One of the highlights of the Many Voices conference is to let participants experience the academic rigor at the GSB and to meet some of our renowned faculty. Divided into small study groups, prospective students discussed how to compensate the Director of Development at Australia's Circus Oz, McAfee's partnering options back in the early 1990s, and 7-Eleven's expansion in Japan.

Many Voices: Perspectives on Diversity Nov 08

The conference was rounded out by a presentation from the Career Management Center on how they help students find their true passions, and a panel of alumni who shared lively and often hilarious stories about their times as GSB students.

If you're interested in participating in our next "Many Voices: Perspectives on Diversity" conference, please follow these instructions.

Best wishes,

Eric Abrams
Director of Diversity Initiatives

25 November 2008

Introducing the Social Innovation Fellowship Pilot Program

The GSB's Center for Social Innovation recently announced the Social Innovation Fellowship Pilot Program which was created to support social entrepreneurs.

I wasn't sure whether this fellowship was intended for current MBA students or for MBA graduates so I visited my colleague Janet Abrams, Director of the Public Management Program to find out:

Rita Winkler: Can you describe what the Social Innovation Fellowship is?

Janet Abrams: The Social Innovation Fellowship is for graduating Stanford MBAs who have a well-defined vision for a new social venture and are ready to dedicate the year after graduation to launching that venture as a nonprofit organization. The GSB's Center for Social Innovation is piloting the Fellowship over the next three years. Beginning in spring 2009, a limited number of second-year students will be selected to receive a stipend for the following year as well as access to the many non-financial resources--information, professional networks, etc.--that the Center can provide.

Rita Winkler: What purpose does this fellowship serve and why is it necessary?

Janet Abrams: Many students come to the GSB with great motivation to make a difference in the world. While at Stanford, some develop specific ideas for how they might apply the knowledge and skills they're gaining here to solving serious social problems.
During their first year after graduation, the Fellowship allows MBAs who are starting a new venture in the nonprofit sphere the freedom to focus all of their energies on securing funding, personnel, partners, and other assets that will be essential for success.

Rita Winkler: Who is eligible? Is there an application process?

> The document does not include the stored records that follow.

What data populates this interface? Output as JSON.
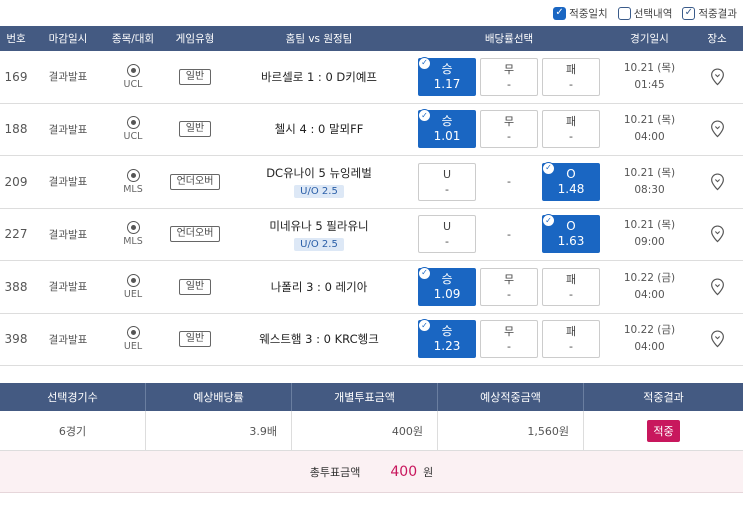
{
  "filters": [
    {
      "label": "적중일치",
      "state": "checked"
    },
    {
      "label": "선택내역",
      "state": "unchecked"
    },
    {
      "label": "적중결과",
      "state": "outline"
    }
  ],
  "columns": [
    "번호",
    "마감일시",
    "종목/대회",
    "게임유형",
    "홈팀 vs 원정팀",
    "배당률선택",
    "경기일시",
    "장소"
  ],
  "rows": [
    {
      "no": "169",
      "status": "결과발표",
      "league": "UCL",
      "type": "일반",
      "match": "바르셀로 1 : 0 D키예프",
      "uo": "",
      "odds": [
        {
          "label": "승",
          "val": "1.17",
          "sel": true
        },
        {
          "label": "무",
          "val": "-",
          "sel": false
        },
        {
          "label": "패",
          "val": "-",
          "sel": false
        }
      ],
      "date": "10.21 (목)",
      "time": "01:45"
    },
    {
      "no": "188",
      "status": "결과발표",
      "league": "UCL",
      "type": "일반",
      "match": "첼시 4 : 0 말뫼FF",
      "uo": "",
      "odds": [
        {
          "label": "승",
          "val": "1.01",
          "sel": true
        },
        {
          "label": "무",
          "val": "-",
          "sel": false
        },
        {
          "label": "패",
          "val": "-",
          "sel": false
        }
      ],
      "date": "10.21 (목)",
      "time": "04:00"
    },
    {
      "no": "209",
      "status": "결과발표",
      "league": "MLS",
      "type": "언더오버",
      "match": "DC유나이   5   뉴잉레벌",
      "uo": "U/O 2.5",
      "odds": [
        {
          "label": "U",
          "val": "-",
          "sel": false
        },
        {
          "label": "",
          "val": "-",
          "sel": false,
          "plain": true
        },
        {
          "label": "O",
          "val": "1.48",
          "sel": true
        }
      ],
      "date": "10.21 (목)",
      "time": "08:30"
    },
    {
      "no": "227",
      "status": "결과발표",
      "league": "MLS",
      "type": "언더오버",
      "match": "미네유나   5   필라유니",
      "uo": "U/O 2.5",
      "odds": [
        {
          "label": "U",
          "val": "-",
          "sel": false
        },
        {
          "label": "",
          "val": "-",
          "sel": false,
          "plain": true
        },
        {
          "label": "O",
          "val": "1.63",
          "sel": true
        }
      ],
      "date": "10.21 (목)",
      "time": "09:00"
    },
    {
      "no": "388",
      "status": "결과발표",
      "league": "UEL",
      "type": "일반",
      "match": "나폴리 3 : 0 레기아",
      "uo": "",
      "odds": [
        {
          "label": "승",
          "val": "1.09",
          "sel": true
        },
        {
          "label": "무",
          "val": "-",
          "sel": false
        },
        {
          "label": "패",
          "val": "-",
          "sel": false
        }
      ],
      "date": "10.22 (금)",
      "time": "04:00"
    },
    {
      "no": "398",
      "status": "결과발표",
      "league": "UEL",
      "type": "일반",
      "match": "웨스트햄 3 : 0 KRC헹크",
      "uo": "",
      "odds": [
        {
          "label": "승",
          "val": "1.23",
          "sel": true
        },
        {
          "label": "무",
          "val": "-",
          "sel": false
        },
        {
          "label": "패",
          "val": "-",
          "sel": false
        }
      ],
      "date": "10.22 (금)",
      "time": "04:00"
    }
  ],
  "summary": {
    "headers": [
      "선택경기수",
      "예상배당률",
      "개별투표금액",
      "예상적중금액",
      "적중결과"
    ],
    "values": [
      "6경기",
      "3.9배",
      "400원",
      "1,560원",
      "적중"
    ]
  },
  "total": {
    "label": "총투표금액",
    "amount": "400",
    "unit": "원"
  },
  "colors": {
    "header": "#445a82",
    "selected": "#1a66c2",
    "hit": "#c8175d"
  }
}
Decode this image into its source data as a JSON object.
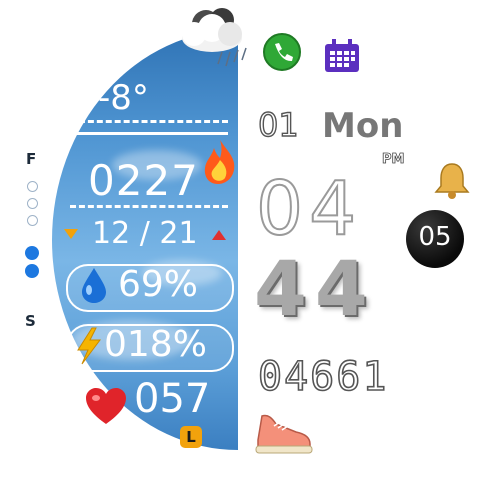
{
  "weather": {
    "temperature": "-8°",
    "icon": "cloud-rain-icon"
  },
  "calories": {
    "value": "0227",
    "icon": "flame-icon"
  },
  "temp_range": {
    "low_icon": "arrow-down-orange",
    "value": "12 / 21",
    "high_icon": "arrow-up-red"
  },
  "humidity": {
    "value": "69%",
    "icon": "water-drop-icon"
  },
  "battery": {
    "value": "018%",
    "icon": "lightning-icon"
  },
  "heart_rate": {
    "value": "057",
    "icon": "heart-icon",
    "level_badge": "L"
  },
  "side": {
    "top_letter": "F",
    "bottom_letter": "S"
  },
  "apps": {
    "phone_icon": "phone-icon",
    "calendar_icon": "calendar-icon"
  },
  "date": {
    "day": "01",
    "weekday": "Mon"
  },
  "time": {
    "ampm": "PM",
    "hour": "04",
    "minute": "44",
    "second": "05",
    "alarm_icon": "bell-icon"
  },
  "steps": {
    "value": "04661",
    "icon": "sneaker-icon"
  },
  "colors": {
    "panel_blue": "#4f95d2",
    "dot_blue": "#1d78e0",
    "badge_orange": "#f2a20c",
    "phone_green": "#2fa836",
    "calendar_purple": "#5b2fbf"
  }
}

Janet Abrams: Second-year Stanford MBA students in good academic standing are eligible, as are teams of two led by a graduating MBA student who's in good academic standing. And yes, there's an application process. Candidates will submit a detailed proposal for their social venture in April. Those whose applications show real promise will be invited to present their ideas to the Fellowship selection committee in May. The Center for Social Innovation will announce the new Fellows in mid-to-late May.

Rita Winkler: What are the award criteria? How will you decide who should receive a fellowship?

Janet Abrams: The Fellowship selection committee is made up of GSB faculty and staff, experienced social entrepreneurs, and philanthropy professionals. This group will consider each candidate's degree of commitment to social entrepreneurship, the thoroughness of his or her plan, and the likelihood the envisioned nonprofit will make a significant impact.

Rita Winkler: Thank you Janet!

Learn more about the Social Innovation Fellowship

Learn more about the Center for Social Innovation and the Center's Public Management Program